Leading a relationally healthy organisation

Leading a relationally healthy organisation - Kairos Blog by Tania WestWhat does it mean to be relationally healthy? and what effect does this have on the bottom line – service delivery?

According to the Relational Health Audit developed by Team Focus there are five essential components of relational health.

1. Parity: the extent to which staff feel there is genuine fairness in terms of pay, conditions, opportunities for promotion, and other opportunities for development.

2. Multiplexity: the extent to which staff at different levels, grades and/or functions have real understanding of each other’s roles.  The theory being that the more staff understand each other’s roles, the more likely they are to think interdependently.

3. Commonality: the extent to which staff share common values, experiences, stories, vision.  The greater the commonality the greater the cohesion.

4. Directness: the extent to which staff have direct face to face contact with one another.  The greater the contact the greater the connection.

5. Continuity: the extent to which staff have a shared story or narrative over time.  The greater the shared narrative over time, the greater the sense of unity.
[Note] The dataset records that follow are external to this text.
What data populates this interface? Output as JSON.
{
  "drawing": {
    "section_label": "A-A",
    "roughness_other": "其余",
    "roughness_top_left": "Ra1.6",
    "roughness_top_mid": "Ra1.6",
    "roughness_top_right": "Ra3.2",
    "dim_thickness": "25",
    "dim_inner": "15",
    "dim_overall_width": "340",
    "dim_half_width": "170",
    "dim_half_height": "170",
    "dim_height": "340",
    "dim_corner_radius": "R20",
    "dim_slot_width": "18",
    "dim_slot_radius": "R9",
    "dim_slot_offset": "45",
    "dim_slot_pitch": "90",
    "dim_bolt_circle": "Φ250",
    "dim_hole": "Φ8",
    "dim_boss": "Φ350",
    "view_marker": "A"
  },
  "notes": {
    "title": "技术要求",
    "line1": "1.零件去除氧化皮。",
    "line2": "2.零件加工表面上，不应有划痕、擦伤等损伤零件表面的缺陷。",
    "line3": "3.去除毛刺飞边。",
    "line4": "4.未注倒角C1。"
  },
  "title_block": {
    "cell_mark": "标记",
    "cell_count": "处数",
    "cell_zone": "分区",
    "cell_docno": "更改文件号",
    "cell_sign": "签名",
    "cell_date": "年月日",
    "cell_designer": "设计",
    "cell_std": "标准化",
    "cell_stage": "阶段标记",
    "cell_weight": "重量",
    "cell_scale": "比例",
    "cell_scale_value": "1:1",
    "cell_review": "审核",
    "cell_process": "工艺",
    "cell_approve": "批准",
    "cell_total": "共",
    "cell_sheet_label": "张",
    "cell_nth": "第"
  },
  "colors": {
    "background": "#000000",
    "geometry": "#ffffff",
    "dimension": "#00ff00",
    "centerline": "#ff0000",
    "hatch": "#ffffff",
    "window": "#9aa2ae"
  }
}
The more leaders can cultivate these five aspects of relational health, the greater they experience a sense of team, the more focused is the teams sense of purpose, and the greater the empathy towards service users which results in higher levels of customer satisfaction – which has a beneficial effect on the bottom line.

Leading a relationally healthy organisation is vital whether you lead a charity, a private company or a public sector service.  Perhaps a relational health check could prove prudent for us all!